Collateral cerebral vascular resistance in patients with significant carotid stenosis.

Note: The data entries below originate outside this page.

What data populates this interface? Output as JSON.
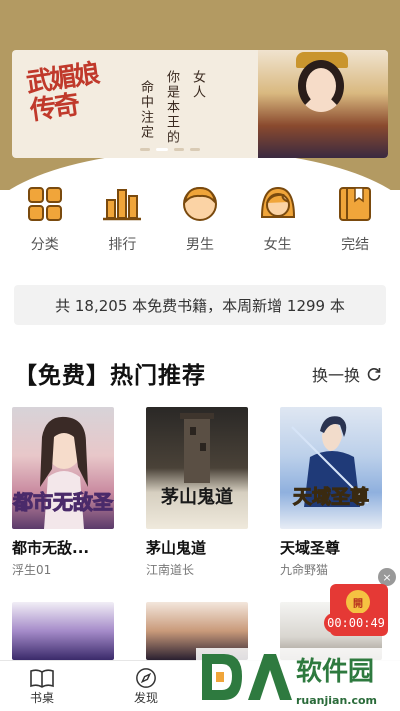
{
  "banner": {
    "title": "武媚娘传奇",
    "lines": [
      "女人",
      "你是本王的",
      "命中注定"
    ],
    "dots": 4,
    "active_dot": 1
  },
  "categories": [
    {
      "label": "分类",
      "icon": "grid-icon"
    },
    {
      "label": "排行",
      "icon": "bar-chart-icon"
    },
    {
      "label": "男生",
      "icon": "male-avatar-icon"
    },
    {
      "label": "女生",
      "icon": "female-avatar-icon"
    },
    {
      "label": "完结",
      "icon": "book-bookmark-icon"
    }
  ],
  "info_bar": "共 18,205 本免费书籍，本周新增 1299 本",
  "section": {
    "title": "【免费】热门推荐",
    "refresh_label": "换一换"
  },
  "books": [
    {
      "title": "都市无敌...",
      "author": "浮生01",
      "cover_text": "都市无敌圣"
    },
    {
      "title": "茅山鬼道",
      "author": "江南道长",
      "cover_text": "茅山鬼道"
    },
    {
      "title": "天域圣尊",
      "author": "九命野猫",
      "cover_text": "天域圣尊"
    }
  ],
  "floating_bonus": {
    "badge": "開",
    "timer": "00:00:49",
    "close": "×"
  },
  "bottom_nav": [
    {
      "label": "书桌",
      "icon": "open-book-icon"
    },
    {
      "label": "发现",
      "icon": "compass-icon"
    }
  ],
  "watermark": {
    "brand": "软件园",
    "site": "ruanjian.com"
  },
  "colors": {
    "header": "#b39a62",
    "accent_orange": "#f0a53a",
    "icon_dark": "#8a5a12",
    "red": "#e53935"
  }
}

This study tests, the hypothesis that asymptomatic patients with hemodynamically significant internal carotid artery stenosis have a lower ipsilateral collateral cerebral vascular resistance and hence greater blood flow than their symptomatic cohorts. We measured internal carotid artery blood flow and cerebral perfusion pressures intraoperatively prior to and after carotid endarterectomy in 35 symptomatic and 10 asymptomatic patients with hemodynamically significant internal carotid artery stenosis. When the stenosis produced 30% or greater reduction in blood flow the calculated nondimensional normalized ratio of collateral cerebral vascular resistance of ipsilateral hemisphere cerebral vascular resistance was 1.15 +/- 0.83 (mean +/- SD) for the 10 asymptomatic patients and 2.98 +/- 1.89 for the 35 symptomatic patients (p = 0.0044). For the subgroup of 22 patients with 50% or greater reduction in internal carotid artery blood flow the resistance ratios were 0.782 +/- 0.541 for the 5 asymptomatic patients and 3.21 +/- 2.26 for the 17 symptomatic patients (p = 0.029). These results suggest that asymptomatic patients with hemodynamically significant internal carotid artery stenoses have a lower collateral cerebral vascular resistance than their symptomatic cohorts. The low collateral resistance may provide an adequate collateral cerebral blood flow to prevent ischemia and symptoms.
- Copyright © 1982 by American Heart Association